Winner: Gdansk for the beaches and nature.
Warsaw or Gdansk for food
There are hardly any better places in Poland for foodies than the capital. Warsaw has established itself as a playground for young, talented chefs, so it’s no surprise that you can find some of the most imaginative joints here. Although no restaurants have yet earned Michelin stars, lots of places are mentioned in the Michelin guide. From modern dishes washed down with vodka in Elixir by Dom Wodki to veggie-filled tasting menus at Szostka, there are plenty of venues in the city renowned for great quality food. There is also no shortage of cheap diners with Polish delicacies alongside those serving international cuisines.
Gdansk is a great dining destination offering an array of flavors, from hearty Polish cooking to fresh sea delicacies. Unlike in the rest of the country, food in northern Poland strongly revolves around fish and seafood. Butter-fried cod or salmon soup are only a few of the typical dishes that are available in this region. Cozy restaurant Rybakowka or riverside Rybka na Wartkiej are some of the best spots to try those. If you’re looking for high-end eateries, look no further than chic Motlava Restaurant.
Winner: Warsaw, but Gdansk is better for seafood.
Warsaw or Gdansk for hotels
There is no shortage of comfy accommodation with waterfront vistas in the port city of Gdansk. One of them is Podewils Old Town Gdansk ($$$), a five-star hotel in the marina. That has traditionally decorated rooms with panoramic views over the river. If you’re on a tighter budget, we’d recommend Kamienica 22 Stare Miasto ($). That has simple but modern rooms a short walk from the old town. Families with children will enjoy the proximity to the beach at Villa Bałtycka ($$).
Warsaw has oodles of great stays that suit all budgets, from luxury, five-star pads to affordable stays for backpackers. If you’re looking for high-end lodges, it doesn’t get better than the stylish H15 Boutique Hotel ($$$) in the center. Their chic rooms will cost you big dollars, though. If your budget doesn’t stretch quite so far, Warsaw Hostel Centrum ($) is a good, low-cost option. Those with children can go for Hotel Arche Geologiczna ($$), a mid-range option with plenty of family-sized rooms.
Winner: Draw. Both have lots of great hotels.
Warsaw or Gdansk for price
Central-Eastern Europe is considerably cheaper than the western side of the continent, and Poland is no exception in that regard. That means that whether you choose Warsaw or Gdansk, you won’t have to budget anywhere near as much as you would for trips to cities in the likes of Italy or France.
That said, Warsaw is the most expensive city in the country, so you will have to set aside more spending money for a trip there. Everything from accommodation to food to entertainment costs more in the capital than in the port city of Gdansk. That said, a mere amount of $70 should see you through the day. That’s if you go for mid-range stays and restaurants. It won’t cover boutique hotels in the prized Old Town, though.

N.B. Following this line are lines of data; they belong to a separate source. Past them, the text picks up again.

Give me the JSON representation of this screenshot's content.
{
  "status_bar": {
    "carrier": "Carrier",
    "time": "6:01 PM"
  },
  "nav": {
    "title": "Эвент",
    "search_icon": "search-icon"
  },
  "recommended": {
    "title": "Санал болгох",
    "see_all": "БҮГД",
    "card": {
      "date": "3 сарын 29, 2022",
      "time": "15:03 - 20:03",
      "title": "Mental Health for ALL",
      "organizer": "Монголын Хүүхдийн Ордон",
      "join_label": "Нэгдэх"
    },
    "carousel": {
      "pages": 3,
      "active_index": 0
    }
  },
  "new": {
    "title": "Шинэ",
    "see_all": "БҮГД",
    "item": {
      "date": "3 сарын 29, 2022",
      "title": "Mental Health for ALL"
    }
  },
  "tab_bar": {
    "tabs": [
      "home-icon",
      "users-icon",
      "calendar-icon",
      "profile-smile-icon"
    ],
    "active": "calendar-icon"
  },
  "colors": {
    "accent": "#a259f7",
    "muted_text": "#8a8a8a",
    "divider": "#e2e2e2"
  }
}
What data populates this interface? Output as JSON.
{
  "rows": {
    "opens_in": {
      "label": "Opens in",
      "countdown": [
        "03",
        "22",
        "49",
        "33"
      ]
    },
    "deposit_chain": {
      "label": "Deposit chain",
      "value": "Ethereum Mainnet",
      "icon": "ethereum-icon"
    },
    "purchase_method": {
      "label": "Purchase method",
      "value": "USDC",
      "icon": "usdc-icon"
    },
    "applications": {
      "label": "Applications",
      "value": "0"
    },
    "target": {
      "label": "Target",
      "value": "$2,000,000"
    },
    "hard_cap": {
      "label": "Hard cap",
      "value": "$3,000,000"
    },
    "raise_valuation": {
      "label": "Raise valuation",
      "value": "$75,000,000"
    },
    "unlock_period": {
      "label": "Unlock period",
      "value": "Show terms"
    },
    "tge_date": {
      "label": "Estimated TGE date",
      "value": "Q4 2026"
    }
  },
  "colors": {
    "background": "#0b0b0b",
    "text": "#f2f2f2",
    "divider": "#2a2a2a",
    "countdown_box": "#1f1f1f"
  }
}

Even though things often cost premium the closer you get to the Polish seaside, a trip to Gdansk should cost you less than one to the capital city. People usually spend around $40 a day on everything, from accommodation to food and transport. That said, Warsaw offers more choices of hostels and budget guesthouses, so backpackers might do better there during the peak season.
Warsaw or Gdansk: the conclusion
If you’re planning a weekend getaway to Poland, you might come to a decision between Warsaw or Gdansk. Both cities have plenty to offer in terms of sights and attractions, so neither will disappoint. Warsaw is bigger, more modern, and easier to reach. The capital has also got some of the best nightlife and food scenes in the country. Gdansk is smaller, so it’s a perfect place to explore on foot. It’s also a great base to visit some of the best Polish beaches. Plus, it’s cheaper by just a touch.